The Kraft pulp mill 19 produces black liquor from which about 20,000 t/a crude biomethanol is recovered in recovery unit 12 by stripping and distilling. The crude pulp biomethanol is pre-purified in absorbers 13 and all or a part thereof is directed to an ATR unit of the BTL plant 20 to provide make-up biohydrogen, when the hydrogen created within the BTL process is insufficient.
The integrated pulp/paper mill 19 and BTL plant 20 will advantageously also have other integrated processes in addition to the above mentioned wood raw material and biomethanol feeds. Thus, steam, power, gas and water may be transported between the processes and/or may be handled in an integrated devices. FIG. 3 shows as an example of further integration an integrated water purification facility 21. In this case, the BTL process uses a cobalt catalyst in its Fischer-Tropsch synthesis and, consequently, alcohol-contaminated water is produced in the BTL process. The contaminated water is diluted with water from the pulp and paper mill 19 and then treated in a common biological purification process unit 21. Contaminated water from the pulp and paper mill 19 is purified in the same waste water purification unit 21.
The present invention has been described herein with reference to specific embodiments.
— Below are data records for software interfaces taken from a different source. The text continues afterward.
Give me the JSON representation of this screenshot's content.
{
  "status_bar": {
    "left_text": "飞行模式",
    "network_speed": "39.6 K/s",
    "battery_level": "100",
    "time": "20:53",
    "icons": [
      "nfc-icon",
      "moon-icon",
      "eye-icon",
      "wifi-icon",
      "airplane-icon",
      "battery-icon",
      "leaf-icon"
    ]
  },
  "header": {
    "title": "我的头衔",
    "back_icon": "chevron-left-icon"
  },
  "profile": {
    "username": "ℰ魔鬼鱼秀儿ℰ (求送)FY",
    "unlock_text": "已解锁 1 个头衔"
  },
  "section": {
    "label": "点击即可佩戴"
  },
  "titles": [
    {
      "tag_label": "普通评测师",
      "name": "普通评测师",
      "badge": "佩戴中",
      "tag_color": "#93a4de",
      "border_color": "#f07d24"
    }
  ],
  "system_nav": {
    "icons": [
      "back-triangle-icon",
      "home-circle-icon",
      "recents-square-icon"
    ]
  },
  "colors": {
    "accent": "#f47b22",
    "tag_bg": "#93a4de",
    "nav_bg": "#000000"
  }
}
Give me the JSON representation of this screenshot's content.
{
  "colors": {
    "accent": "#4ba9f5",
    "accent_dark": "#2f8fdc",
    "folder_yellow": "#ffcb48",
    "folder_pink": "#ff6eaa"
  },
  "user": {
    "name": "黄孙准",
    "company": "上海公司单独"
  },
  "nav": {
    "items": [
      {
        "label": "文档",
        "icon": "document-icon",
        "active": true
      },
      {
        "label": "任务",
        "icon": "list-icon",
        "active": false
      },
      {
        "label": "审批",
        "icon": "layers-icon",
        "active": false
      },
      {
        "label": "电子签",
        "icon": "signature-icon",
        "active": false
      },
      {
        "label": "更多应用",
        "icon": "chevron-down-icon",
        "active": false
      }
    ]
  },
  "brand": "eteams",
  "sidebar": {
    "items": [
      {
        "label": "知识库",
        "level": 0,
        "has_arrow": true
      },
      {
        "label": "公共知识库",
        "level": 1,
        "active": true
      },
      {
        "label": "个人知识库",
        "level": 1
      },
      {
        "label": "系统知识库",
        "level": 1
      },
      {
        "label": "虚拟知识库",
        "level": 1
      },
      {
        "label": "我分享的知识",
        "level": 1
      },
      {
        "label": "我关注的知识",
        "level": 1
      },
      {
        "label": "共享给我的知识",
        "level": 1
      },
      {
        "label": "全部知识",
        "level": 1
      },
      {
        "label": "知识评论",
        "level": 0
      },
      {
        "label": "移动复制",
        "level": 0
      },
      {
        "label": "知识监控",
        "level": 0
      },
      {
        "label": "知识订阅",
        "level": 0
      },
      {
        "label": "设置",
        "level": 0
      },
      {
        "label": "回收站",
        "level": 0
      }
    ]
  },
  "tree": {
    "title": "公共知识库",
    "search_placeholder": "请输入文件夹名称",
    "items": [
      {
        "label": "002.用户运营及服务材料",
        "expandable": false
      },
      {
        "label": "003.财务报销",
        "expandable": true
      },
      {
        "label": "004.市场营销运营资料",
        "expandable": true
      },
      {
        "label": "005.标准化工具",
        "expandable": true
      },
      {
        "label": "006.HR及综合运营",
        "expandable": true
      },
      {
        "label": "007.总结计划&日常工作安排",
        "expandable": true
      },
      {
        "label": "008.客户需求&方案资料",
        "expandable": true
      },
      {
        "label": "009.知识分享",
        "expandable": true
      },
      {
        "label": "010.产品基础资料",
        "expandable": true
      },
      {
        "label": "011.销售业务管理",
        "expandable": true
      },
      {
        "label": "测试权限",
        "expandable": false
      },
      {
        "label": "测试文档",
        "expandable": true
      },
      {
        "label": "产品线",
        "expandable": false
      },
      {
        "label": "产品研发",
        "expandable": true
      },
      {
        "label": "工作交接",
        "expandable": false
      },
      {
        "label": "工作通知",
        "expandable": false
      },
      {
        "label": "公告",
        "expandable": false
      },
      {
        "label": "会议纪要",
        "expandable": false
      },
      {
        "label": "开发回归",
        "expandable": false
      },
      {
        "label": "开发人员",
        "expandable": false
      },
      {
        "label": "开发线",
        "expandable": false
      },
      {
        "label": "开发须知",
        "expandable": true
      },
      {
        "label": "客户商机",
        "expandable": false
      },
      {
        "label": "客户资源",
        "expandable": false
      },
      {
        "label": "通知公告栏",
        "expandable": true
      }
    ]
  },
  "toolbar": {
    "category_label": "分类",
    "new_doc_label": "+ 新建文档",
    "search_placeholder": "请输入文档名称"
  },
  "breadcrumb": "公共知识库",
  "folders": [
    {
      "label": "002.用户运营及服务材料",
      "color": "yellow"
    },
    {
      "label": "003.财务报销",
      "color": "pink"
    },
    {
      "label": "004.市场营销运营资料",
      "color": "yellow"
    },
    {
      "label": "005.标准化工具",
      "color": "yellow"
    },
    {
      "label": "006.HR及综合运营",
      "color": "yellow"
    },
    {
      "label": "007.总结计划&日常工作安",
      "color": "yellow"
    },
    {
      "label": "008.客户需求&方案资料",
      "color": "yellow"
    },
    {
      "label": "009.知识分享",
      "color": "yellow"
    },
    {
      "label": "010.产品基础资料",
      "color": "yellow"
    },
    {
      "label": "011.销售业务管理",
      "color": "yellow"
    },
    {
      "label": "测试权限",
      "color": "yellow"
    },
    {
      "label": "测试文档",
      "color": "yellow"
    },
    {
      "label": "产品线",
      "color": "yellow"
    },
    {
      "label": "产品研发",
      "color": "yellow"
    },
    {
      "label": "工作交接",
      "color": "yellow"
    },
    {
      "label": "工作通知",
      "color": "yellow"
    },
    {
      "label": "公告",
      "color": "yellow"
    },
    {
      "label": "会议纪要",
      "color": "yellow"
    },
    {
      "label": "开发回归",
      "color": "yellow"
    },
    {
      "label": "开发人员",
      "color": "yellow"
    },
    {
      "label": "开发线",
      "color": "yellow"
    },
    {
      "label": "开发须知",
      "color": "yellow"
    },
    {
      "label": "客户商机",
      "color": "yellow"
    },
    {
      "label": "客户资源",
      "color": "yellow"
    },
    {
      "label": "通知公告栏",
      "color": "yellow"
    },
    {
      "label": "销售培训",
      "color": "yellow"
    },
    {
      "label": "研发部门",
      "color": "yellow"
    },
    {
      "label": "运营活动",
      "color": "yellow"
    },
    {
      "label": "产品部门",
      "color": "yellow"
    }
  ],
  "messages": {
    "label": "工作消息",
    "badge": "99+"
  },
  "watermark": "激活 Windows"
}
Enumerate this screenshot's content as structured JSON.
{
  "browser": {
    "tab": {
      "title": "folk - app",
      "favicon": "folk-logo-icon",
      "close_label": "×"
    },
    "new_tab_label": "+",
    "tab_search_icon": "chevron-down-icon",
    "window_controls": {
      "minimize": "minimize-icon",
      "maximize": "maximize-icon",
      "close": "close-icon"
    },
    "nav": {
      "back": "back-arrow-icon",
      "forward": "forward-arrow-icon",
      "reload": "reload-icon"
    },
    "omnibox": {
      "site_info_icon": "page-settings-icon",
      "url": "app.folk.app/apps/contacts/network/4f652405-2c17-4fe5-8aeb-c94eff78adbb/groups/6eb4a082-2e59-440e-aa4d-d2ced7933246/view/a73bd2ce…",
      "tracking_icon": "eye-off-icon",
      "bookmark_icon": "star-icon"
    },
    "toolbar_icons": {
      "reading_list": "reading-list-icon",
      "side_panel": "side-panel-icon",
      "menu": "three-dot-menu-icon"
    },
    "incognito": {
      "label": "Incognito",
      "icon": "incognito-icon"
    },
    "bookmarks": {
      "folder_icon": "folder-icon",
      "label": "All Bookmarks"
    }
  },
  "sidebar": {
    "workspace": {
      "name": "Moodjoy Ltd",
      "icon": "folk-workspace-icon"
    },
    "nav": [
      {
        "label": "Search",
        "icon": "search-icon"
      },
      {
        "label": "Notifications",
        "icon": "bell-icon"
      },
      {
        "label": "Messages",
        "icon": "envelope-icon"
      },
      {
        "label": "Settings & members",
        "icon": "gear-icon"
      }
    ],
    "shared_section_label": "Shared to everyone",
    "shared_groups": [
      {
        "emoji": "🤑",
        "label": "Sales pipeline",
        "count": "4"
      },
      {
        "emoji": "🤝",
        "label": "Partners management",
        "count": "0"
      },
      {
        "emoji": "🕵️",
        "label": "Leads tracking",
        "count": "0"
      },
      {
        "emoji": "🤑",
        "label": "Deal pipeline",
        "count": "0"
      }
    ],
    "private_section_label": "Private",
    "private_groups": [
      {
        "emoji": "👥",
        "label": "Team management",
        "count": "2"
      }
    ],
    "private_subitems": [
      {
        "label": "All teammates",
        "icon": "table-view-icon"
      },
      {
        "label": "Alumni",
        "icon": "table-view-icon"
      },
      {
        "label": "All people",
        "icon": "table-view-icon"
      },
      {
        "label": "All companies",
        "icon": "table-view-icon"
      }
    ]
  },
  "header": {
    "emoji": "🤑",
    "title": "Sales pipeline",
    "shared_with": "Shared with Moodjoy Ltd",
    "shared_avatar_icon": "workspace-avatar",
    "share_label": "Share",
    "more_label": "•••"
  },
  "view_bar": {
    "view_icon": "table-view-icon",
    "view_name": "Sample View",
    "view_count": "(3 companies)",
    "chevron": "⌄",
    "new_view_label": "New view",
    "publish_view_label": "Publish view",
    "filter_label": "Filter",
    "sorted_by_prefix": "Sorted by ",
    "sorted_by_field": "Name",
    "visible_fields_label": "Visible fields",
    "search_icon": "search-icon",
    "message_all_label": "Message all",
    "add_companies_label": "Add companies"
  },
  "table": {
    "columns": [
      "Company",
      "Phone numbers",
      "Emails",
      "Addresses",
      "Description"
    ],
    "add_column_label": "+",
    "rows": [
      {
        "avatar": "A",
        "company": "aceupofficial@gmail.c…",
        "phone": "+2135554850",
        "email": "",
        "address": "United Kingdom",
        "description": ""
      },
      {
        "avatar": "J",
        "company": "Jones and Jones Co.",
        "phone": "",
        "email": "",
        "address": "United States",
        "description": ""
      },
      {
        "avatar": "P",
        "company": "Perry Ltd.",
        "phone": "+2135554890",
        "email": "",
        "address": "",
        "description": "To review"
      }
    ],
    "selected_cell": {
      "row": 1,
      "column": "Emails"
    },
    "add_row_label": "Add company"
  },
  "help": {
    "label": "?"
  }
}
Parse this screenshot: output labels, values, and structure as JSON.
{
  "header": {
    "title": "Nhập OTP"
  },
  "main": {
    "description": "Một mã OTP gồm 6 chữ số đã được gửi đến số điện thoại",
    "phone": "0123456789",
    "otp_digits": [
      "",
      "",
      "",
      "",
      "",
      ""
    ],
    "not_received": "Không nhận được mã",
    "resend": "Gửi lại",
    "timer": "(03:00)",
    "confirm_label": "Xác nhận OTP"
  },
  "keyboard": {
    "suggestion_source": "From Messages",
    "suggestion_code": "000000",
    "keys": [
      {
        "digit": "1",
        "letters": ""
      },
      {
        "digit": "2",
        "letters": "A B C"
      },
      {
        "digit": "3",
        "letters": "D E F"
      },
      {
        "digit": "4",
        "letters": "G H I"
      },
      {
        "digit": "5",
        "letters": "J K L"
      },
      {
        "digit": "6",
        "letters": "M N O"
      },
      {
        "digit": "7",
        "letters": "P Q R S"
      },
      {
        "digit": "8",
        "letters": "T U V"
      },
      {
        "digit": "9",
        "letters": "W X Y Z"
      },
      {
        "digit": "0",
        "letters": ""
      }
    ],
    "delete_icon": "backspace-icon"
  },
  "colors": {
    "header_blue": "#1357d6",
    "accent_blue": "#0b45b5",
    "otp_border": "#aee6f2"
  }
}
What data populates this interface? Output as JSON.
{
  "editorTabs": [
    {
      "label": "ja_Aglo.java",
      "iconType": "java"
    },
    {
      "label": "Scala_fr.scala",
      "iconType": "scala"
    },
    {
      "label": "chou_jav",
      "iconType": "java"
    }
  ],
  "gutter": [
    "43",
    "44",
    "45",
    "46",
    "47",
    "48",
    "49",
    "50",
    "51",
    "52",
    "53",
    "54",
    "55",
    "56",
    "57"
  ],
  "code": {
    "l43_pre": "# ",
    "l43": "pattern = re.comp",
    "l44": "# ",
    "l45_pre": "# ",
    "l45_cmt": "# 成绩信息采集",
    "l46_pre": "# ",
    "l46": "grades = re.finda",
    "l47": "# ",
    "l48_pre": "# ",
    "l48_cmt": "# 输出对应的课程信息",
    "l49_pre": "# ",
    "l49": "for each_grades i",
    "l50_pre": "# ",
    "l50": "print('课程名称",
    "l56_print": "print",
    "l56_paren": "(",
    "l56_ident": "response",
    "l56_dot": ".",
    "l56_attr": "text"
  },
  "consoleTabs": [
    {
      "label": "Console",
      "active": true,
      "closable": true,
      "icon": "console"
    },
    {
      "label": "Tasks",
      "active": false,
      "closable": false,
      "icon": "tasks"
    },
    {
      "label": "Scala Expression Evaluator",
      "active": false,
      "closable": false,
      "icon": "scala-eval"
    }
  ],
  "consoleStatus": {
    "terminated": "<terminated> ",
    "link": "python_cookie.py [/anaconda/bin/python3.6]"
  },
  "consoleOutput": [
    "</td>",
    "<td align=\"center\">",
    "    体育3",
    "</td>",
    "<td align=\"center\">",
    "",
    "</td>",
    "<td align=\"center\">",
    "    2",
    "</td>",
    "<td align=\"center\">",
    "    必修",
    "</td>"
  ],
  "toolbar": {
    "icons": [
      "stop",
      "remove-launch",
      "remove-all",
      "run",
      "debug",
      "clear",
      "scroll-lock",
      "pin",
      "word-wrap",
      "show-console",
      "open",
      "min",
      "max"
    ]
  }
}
It is however clear to those skilled in the art that the process(es) may be varied within the bounds of the claims.
Patent applications by Pekka Jokela, Espoo FI
Patent applications by Pekka Knuuttila, Porvoo FI
Patent applications by Petri Kukkonen, Helsinki FI
Patent applications by UPM-Kymmene Oyj
Patent applications in class With preliminary diverse conversion
Patent applications in all subclasses With preliminary diverse conversion